From Florida to Connecticut, utility workers left their own families and fanned out en masse to help restore their fellow citizens gas lines and electric service. They battled dangerous live wires, rising tides that made flooding even worse, and roadways with malfunctioning traffic lights and littered with obstacles.
In the run-up warnings about the approaching storm, the media had taken to calling Hurricane Sandy and its expected collision with a powerful northern cold front “The Frankenstorm.” Creative wordplay — and almost funny when I first heard it. But I’ll bet rescue workers struggling in the thick of it weren’t thinking of clever names to call the storm.
In New Jersey, the state in which super-storm Sandy made landfall, volunteers with operable boats and large trucks roared in to save total strangers. One was a petrified 85-year-old woman who was coaxed onto the back of a Jet Ski and taken to safety.
On my battery-powered radio, I heard an emotional Gov. Chris Christie describe what he had seen after taking a helicopter tour of his state. He described the devastation he had seen, including acres of flooded neighborhoods, farm land, damaged railroads and an exit off the New Jersey Turnpike and Interstate 280 that had simply disappeared in the storm surge.
Christie sounded as though he might cry when he described the complete destruction of one of his favorite childhood spots — the Seaside Heights amusement park. Its rides were gone, he said, floating in the sea.
“We will rebuild,” a resolute Christie said. “But for those my age, it will never be the same … so much washed away into the Atlantic Ocean.”
In New York, the other state that incurred the most damage from Sandy, the massive scale of destruction was hard to comprehend. The area in lower Manhattan where hundreds of thousands live was plunged into darkness. The seawall surrounding the newly rebuilt Ground Zero site was compromised, and Hudson River water began to pour in.
Seven tunnels into New York City and hundreds of subway stations filled up with countless millions of gallons of water. Commuter train tracks from New Jersey and Connecticut were buried in Sandy’s sludge and made inoperable. With transportation stalled in and out of the city, commerce stopped — including Wall Street, the engine that runs so much of the American economy.
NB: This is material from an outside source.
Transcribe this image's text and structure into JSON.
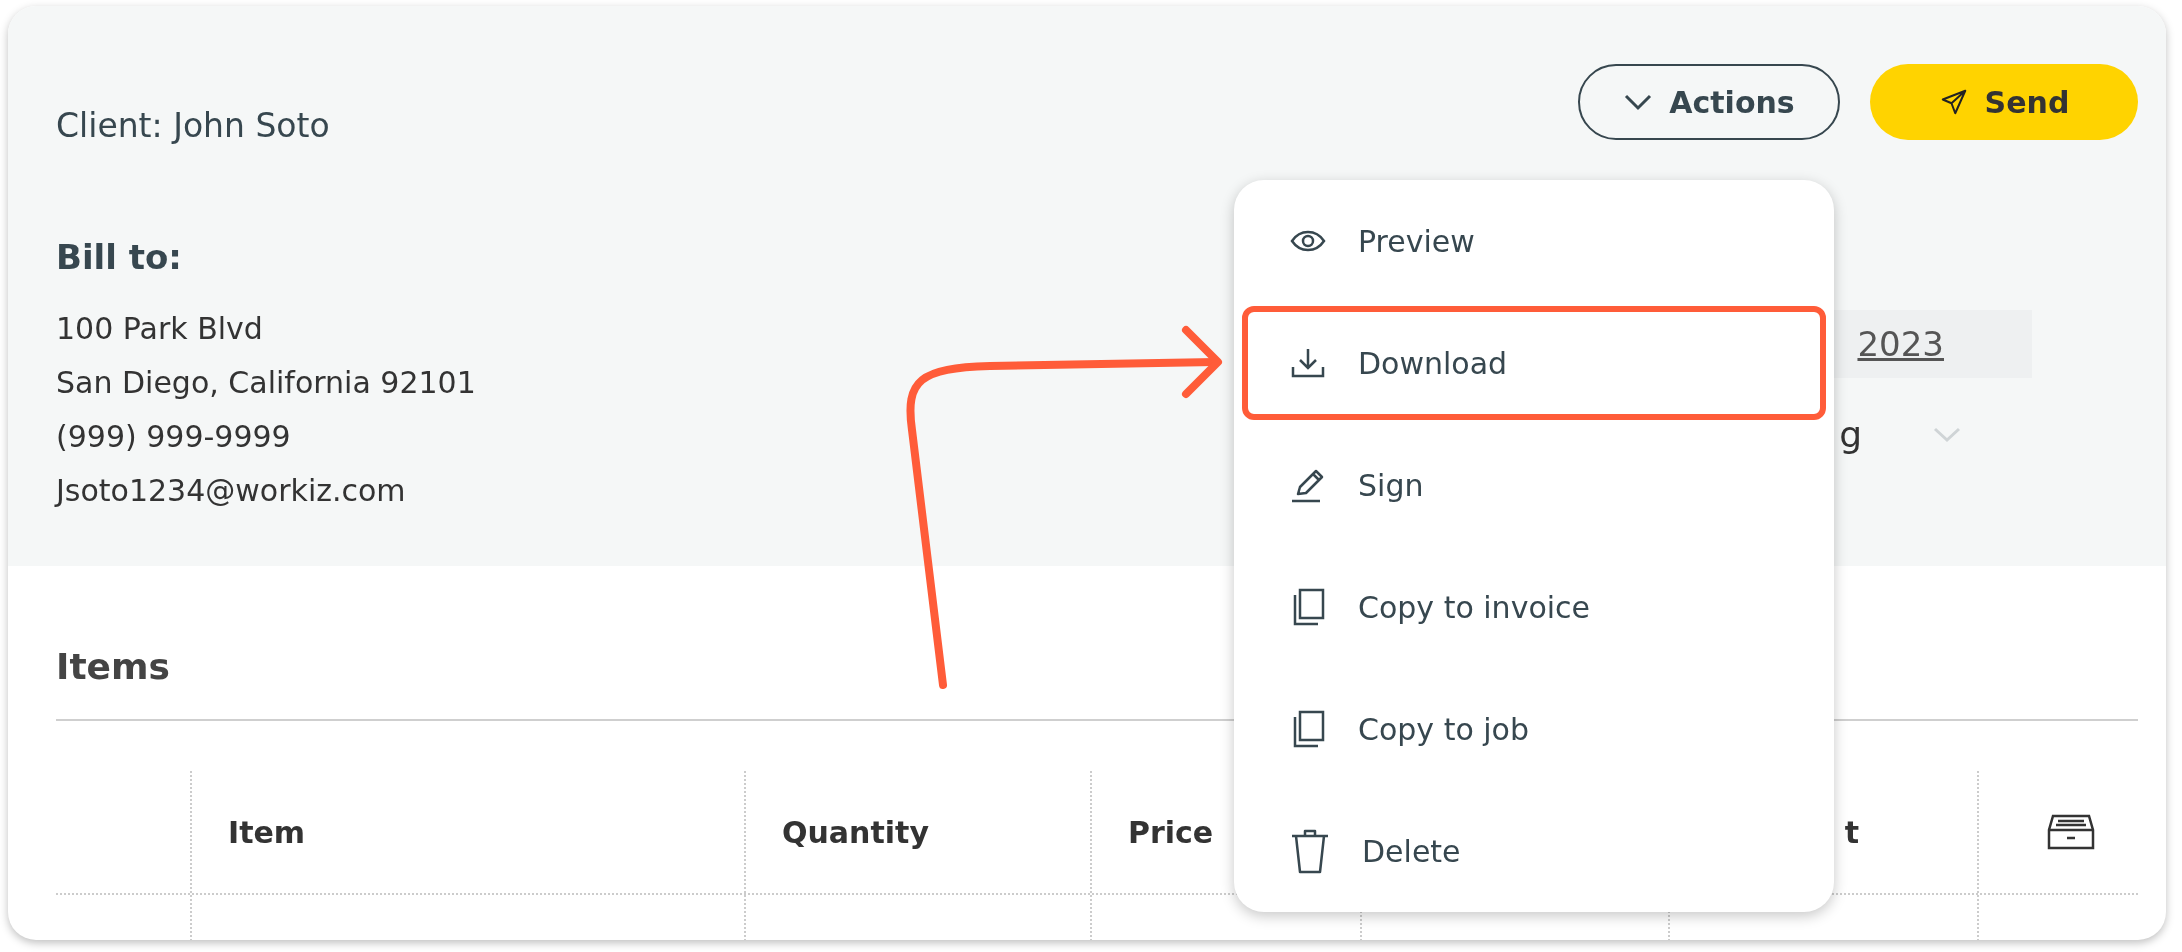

But no one gave up. The Coast Guard and the Red Cross were there to help. The financial sector regrouped quickly and got back to work. The Army Corps of Engineers brought in enormous sump-pump devices and put them to work at the tunnels and rail hubs to undo what Sandy had done. The city offered free bus rides to get people back to work. There were no complaints from civil servants forced to work exhausting mandatory overtime with no immediate end in sight.
These people did it because that’s what we do in America. We gather up our can-do attitude, and we get the job done. We don’t let tragedy define us. It doesn’t matter what we don’t have — electricity to power our televisions and our habit-forming computer gadgets or heat for our homes in this chilly mid-autumn weather — it is what we ARE that matters most. Compassionate, resolute, survivors.
After slogging through the divisiveness of partisan politics for the last year, it’s heartwarming to see Americans being cohesive again — even if it is just a transitory phase.
The Hudson River is 3 miles wide where we live, and only a small two-lane road lies between us and the water. I’ve grown accustomed to seeing it every day outside my window. I sheepishly admit that I sometimes look at its usually placid flow with a sort of disinterest. Never again. This behemoth has commanded my eternal respect because I see now that this historic river is capable of terrible things when spurred on by Mother Nature.
We have survived. The river will survive longer.
Rockland resident Diane Dimond is a syndicated columnist, author, regular guest on TV news programs, and correspondent for Newsweek/Daily Beast. Visit her at www.DianeDimond.net or reach her via emailDiane@DianeDimond.net.